Yikes. It's true. Good news. Bad news. Life is full.
so... I am going to run something old. I've been helping Lee with some copy for his website and promo material and very much in touch with Depth Psychology (which is a HOT topic with the opening of several artistic pieces - the broadway play "Relatively Speaking" by Woody Allen, Ethan Coen and Elaine May = which we saw and is hysterical!, the new movie about Freud and Jung called "A Dangerous Method" - god knows when it opens in MSP - it opened in NY and LA last week, and the death of James Hillman which brings his work to bear on the gestalt of it all.) Okay back to the point.
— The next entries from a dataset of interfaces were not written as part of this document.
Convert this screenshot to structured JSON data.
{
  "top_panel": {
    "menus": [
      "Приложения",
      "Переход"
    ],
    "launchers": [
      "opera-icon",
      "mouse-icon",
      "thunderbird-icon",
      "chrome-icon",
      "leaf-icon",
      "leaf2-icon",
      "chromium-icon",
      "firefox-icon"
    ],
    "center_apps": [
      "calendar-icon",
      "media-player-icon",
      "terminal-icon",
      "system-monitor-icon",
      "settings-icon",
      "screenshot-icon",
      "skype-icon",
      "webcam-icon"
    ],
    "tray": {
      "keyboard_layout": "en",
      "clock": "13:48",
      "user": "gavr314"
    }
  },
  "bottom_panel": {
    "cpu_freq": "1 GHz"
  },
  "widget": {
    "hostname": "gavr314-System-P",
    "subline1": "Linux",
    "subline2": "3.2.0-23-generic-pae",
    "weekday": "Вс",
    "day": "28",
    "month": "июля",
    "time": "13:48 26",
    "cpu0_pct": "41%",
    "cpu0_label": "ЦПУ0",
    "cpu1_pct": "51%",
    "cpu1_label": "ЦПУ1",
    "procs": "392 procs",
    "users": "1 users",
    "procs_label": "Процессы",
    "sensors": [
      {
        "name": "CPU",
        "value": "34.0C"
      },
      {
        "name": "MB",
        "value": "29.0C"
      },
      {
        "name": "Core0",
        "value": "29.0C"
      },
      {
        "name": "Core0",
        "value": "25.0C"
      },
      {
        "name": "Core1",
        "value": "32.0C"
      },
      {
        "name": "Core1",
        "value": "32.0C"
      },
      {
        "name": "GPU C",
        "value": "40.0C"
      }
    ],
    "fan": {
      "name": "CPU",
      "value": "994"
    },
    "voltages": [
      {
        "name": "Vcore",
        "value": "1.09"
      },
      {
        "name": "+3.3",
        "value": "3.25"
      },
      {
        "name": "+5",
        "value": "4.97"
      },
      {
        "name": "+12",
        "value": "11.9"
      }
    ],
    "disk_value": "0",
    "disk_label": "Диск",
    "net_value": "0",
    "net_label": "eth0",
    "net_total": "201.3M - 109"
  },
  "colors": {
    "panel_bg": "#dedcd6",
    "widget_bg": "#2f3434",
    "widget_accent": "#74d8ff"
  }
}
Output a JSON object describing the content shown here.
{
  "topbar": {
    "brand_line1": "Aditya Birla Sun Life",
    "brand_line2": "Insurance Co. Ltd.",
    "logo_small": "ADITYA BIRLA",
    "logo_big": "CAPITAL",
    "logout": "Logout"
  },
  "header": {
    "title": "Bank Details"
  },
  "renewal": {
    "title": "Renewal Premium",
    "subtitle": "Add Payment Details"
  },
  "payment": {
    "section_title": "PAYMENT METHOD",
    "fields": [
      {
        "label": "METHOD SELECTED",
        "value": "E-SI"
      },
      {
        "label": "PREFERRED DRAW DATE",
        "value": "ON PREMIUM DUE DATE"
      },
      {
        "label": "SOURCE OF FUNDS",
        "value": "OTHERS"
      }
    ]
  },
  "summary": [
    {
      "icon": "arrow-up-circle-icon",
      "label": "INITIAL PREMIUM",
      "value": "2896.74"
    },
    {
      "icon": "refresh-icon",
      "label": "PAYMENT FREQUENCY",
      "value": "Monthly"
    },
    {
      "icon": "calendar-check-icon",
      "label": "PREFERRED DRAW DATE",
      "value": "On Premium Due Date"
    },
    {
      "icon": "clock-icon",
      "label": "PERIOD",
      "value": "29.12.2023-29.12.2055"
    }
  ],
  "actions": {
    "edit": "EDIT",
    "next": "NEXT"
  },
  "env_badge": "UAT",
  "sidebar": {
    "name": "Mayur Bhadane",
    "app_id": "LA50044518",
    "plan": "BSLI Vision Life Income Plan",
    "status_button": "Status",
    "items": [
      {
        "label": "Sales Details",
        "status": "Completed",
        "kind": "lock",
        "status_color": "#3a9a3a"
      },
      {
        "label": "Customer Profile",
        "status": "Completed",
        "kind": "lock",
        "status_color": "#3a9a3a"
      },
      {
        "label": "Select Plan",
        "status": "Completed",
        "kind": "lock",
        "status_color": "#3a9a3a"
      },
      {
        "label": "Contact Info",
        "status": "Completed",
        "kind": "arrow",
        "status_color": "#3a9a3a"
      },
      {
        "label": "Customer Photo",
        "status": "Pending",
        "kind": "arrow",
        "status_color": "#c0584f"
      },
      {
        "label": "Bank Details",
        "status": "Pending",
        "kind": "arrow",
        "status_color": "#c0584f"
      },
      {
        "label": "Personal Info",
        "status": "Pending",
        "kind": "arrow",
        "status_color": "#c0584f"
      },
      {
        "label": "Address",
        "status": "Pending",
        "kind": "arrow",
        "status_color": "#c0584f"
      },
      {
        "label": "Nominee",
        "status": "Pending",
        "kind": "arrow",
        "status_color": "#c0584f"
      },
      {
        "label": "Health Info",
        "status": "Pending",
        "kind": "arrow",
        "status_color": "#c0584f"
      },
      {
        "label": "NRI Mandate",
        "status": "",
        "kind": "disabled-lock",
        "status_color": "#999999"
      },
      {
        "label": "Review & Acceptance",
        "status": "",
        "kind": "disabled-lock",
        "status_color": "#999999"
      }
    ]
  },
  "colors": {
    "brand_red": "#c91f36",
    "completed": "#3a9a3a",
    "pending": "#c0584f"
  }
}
So I am thinking Depth Psychology and yet am too busy to write because my days are filled with furniture plans and fabric samples.
But, here is a piece I wrote a five years ago and it is still meaningful to me. I continue to believe we must "go down" to find ourselves - go "inside" not out. So... here you go: hope you enjoy. This is as good as it gets when I have to go quote a living room for a meeting tomorrow.....
|Zan, standing, center with lifelong friend Oliver sitting at left. |
Top of Highland Bowl in Colorado a few years ago.
The context: I am in the middle of reading a book by a Jungian analyst, Robert L. Moore, which is knocking my socks off. It is called The Archetype of Initiation (subtitled Sacred Space, Ritual Process and Personal Transformation). Sounds suspiciously esoteric, I know, but I have been interested in Jung’s work for some time and especially the roles of myth and ritual in our lives. Moore’s position is that the need for ritual is hard-wired in humans. We will seek it, for better or for worse, in an attempt to manage our inborn grandiosity, which is overwhelming to us, and to find our place in the cosmos.
My twenty-year old son, Zan, sent me this photo by email from a trip he had just taken to Colorado with a group of friends. Story has it they went to the top of the run and then walked another hour up the mountain, often careening narrow paths to reach this peak. Zan stands in the center here. The young man sitting on the left, Oliver, has been his best friend since they were in first grade. They all seem to be looking around, as individuals, not as a group in this moment.
I don’t see just a bunch of guys taking a break on the mountain, preparing for the next run down the mountain. I see sacred space and young men creating a ritual, a tiny little hero’s journey, proof to themselves and each other that they are worthy…with the mountain peaks encompassing them, nowhere to go, but down.
Our infantile grandiosity carries us toward the heavens. It’s called “the Icarus complex.” But a maturing soul knows the real journey for a human - not a god - is down, deep and internal. And so, we create rituals that test us and carry us to our depths. Some take physical form. All activate our psyche and soul. Even though this ritual may be unconscious in this moment, it is rehearsal for a later test, a greater one.
I love this image. How innocent and unwitting our youth…yet, how divinely inspired it can be. For me, even in mid-life, there are still mountains to descend.